→ Source material:

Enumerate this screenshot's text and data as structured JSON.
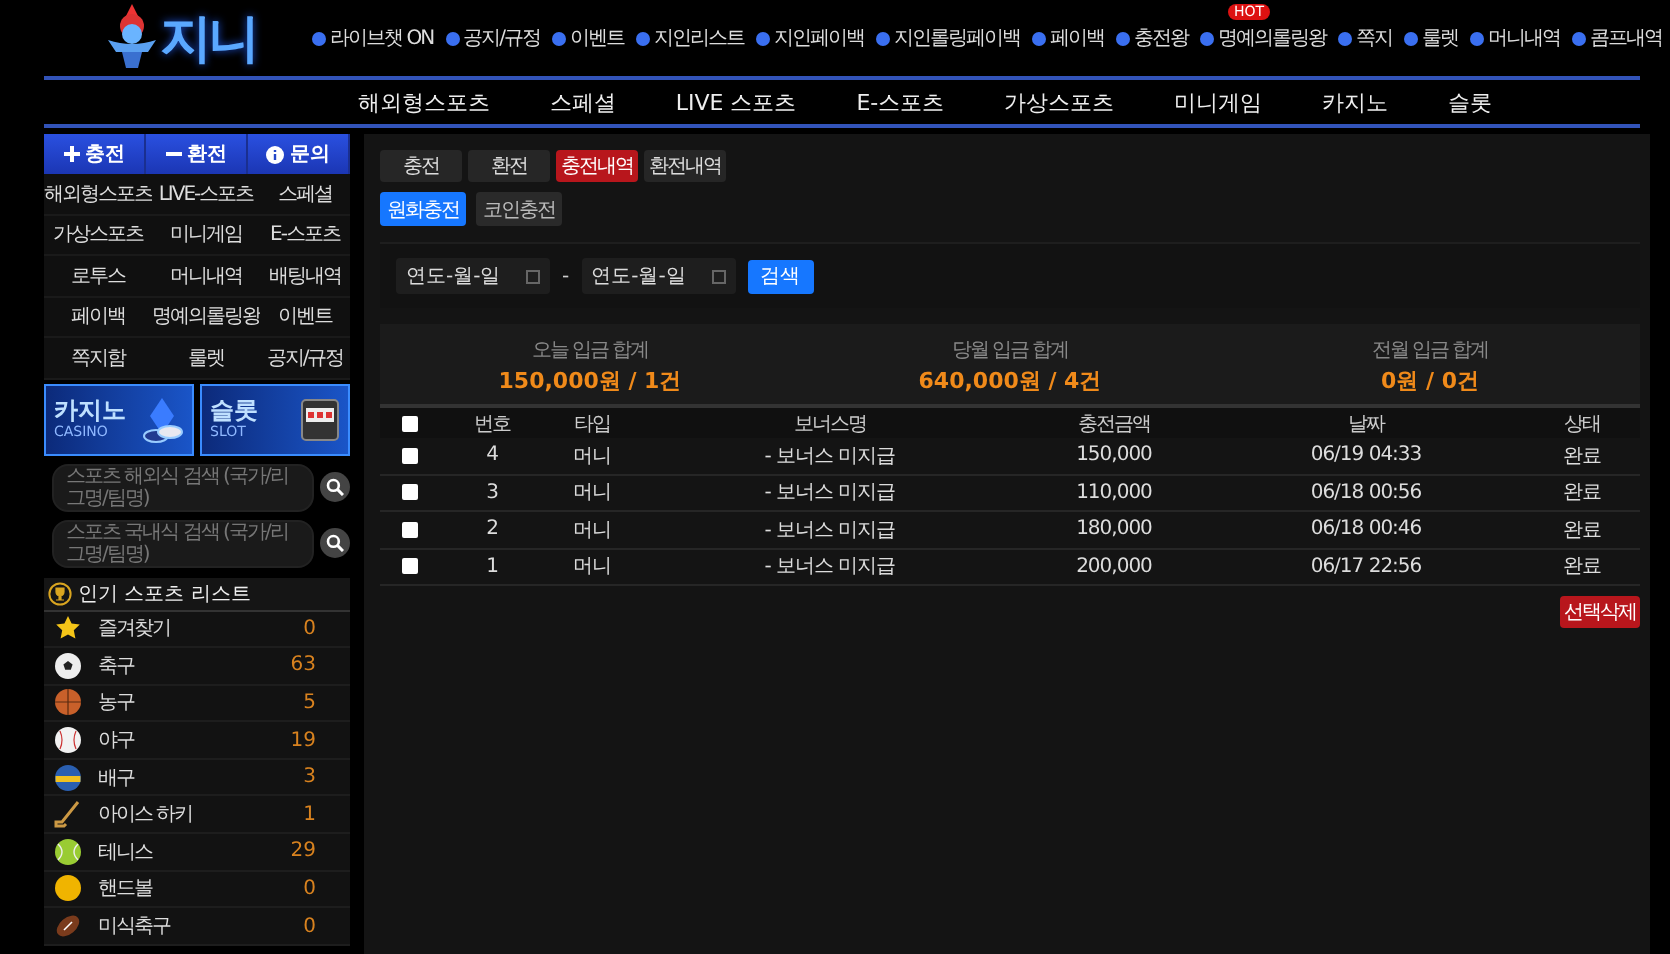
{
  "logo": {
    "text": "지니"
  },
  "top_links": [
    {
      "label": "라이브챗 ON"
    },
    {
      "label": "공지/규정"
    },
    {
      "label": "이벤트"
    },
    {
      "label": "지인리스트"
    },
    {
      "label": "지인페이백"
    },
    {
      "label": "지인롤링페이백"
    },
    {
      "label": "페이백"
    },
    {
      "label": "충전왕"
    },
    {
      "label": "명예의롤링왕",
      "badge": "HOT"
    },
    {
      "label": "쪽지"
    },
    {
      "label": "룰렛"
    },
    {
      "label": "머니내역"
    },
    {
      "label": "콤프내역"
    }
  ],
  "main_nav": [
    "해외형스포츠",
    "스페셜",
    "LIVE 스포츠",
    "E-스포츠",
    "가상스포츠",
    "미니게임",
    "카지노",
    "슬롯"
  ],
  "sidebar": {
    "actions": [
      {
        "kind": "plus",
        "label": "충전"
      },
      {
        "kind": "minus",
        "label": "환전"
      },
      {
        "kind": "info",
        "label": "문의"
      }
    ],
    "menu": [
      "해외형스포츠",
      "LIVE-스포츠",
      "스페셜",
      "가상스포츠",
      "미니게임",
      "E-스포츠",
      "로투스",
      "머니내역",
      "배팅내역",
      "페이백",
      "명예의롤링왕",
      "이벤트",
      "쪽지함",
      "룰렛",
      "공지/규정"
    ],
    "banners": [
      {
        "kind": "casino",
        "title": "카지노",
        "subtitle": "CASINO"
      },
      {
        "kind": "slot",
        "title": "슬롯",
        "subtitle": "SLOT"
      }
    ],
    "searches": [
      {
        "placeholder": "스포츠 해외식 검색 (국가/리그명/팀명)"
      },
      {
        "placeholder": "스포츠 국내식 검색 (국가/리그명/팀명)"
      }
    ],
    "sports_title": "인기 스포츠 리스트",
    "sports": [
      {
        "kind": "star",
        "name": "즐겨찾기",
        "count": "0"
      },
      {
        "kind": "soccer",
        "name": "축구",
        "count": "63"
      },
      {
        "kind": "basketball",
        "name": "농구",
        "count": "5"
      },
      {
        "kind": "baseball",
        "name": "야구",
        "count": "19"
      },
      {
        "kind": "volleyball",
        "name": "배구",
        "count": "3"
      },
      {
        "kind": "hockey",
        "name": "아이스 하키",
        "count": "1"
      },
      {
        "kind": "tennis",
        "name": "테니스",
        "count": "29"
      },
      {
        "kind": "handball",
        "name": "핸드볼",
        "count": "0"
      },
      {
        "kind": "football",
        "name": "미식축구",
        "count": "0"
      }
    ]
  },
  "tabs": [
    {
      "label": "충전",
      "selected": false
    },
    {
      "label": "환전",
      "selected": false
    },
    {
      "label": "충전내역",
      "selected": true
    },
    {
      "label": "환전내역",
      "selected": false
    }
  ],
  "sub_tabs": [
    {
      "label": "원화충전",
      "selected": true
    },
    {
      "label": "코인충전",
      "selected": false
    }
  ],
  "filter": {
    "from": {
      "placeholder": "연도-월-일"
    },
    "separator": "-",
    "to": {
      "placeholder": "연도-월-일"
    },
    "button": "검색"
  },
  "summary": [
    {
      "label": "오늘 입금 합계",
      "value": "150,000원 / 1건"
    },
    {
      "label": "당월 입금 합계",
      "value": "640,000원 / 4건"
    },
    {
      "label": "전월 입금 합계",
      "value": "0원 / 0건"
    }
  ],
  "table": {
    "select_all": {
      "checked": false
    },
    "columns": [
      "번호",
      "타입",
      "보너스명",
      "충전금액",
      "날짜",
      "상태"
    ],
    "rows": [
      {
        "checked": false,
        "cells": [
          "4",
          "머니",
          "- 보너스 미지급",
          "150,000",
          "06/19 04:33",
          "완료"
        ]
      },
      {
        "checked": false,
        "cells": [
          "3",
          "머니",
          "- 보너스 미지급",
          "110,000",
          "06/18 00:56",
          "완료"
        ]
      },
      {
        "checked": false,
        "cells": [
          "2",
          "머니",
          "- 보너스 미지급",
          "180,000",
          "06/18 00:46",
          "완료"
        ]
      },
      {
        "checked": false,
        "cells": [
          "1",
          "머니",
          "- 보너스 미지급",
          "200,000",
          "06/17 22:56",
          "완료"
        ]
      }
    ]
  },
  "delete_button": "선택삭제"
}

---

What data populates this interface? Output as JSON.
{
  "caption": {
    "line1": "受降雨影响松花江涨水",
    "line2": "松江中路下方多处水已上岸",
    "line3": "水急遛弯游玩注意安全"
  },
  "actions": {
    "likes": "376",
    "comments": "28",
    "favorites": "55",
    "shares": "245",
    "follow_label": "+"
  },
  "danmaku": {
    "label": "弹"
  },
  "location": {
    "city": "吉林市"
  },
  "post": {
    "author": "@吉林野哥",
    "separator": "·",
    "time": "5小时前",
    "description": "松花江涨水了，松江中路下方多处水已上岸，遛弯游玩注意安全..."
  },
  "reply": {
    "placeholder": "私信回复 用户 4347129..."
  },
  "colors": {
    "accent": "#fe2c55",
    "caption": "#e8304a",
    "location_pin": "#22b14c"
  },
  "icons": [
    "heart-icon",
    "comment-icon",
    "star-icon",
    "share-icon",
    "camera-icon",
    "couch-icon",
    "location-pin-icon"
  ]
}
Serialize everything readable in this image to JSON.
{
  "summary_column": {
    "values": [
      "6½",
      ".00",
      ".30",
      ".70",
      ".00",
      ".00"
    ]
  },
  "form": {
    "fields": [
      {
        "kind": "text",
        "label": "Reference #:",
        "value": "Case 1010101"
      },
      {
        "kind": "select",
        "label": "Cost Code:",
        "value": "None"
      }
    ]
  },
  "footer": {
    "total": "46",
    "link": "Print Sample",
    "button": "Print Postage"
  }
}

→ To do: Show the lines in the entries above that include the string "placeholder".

→ Exercise output:
        "placeholder": "스포츠 해외식 검색 (국가/리그명/팀명)"
        "placeholder": "스포츠 국내식 검색 (국가/리그명/팀명)"
      "placeholder": "연도-월-일"
      "placeholder": "연도-월-일"
    "placeholder": "私信回复 用户 4347129..."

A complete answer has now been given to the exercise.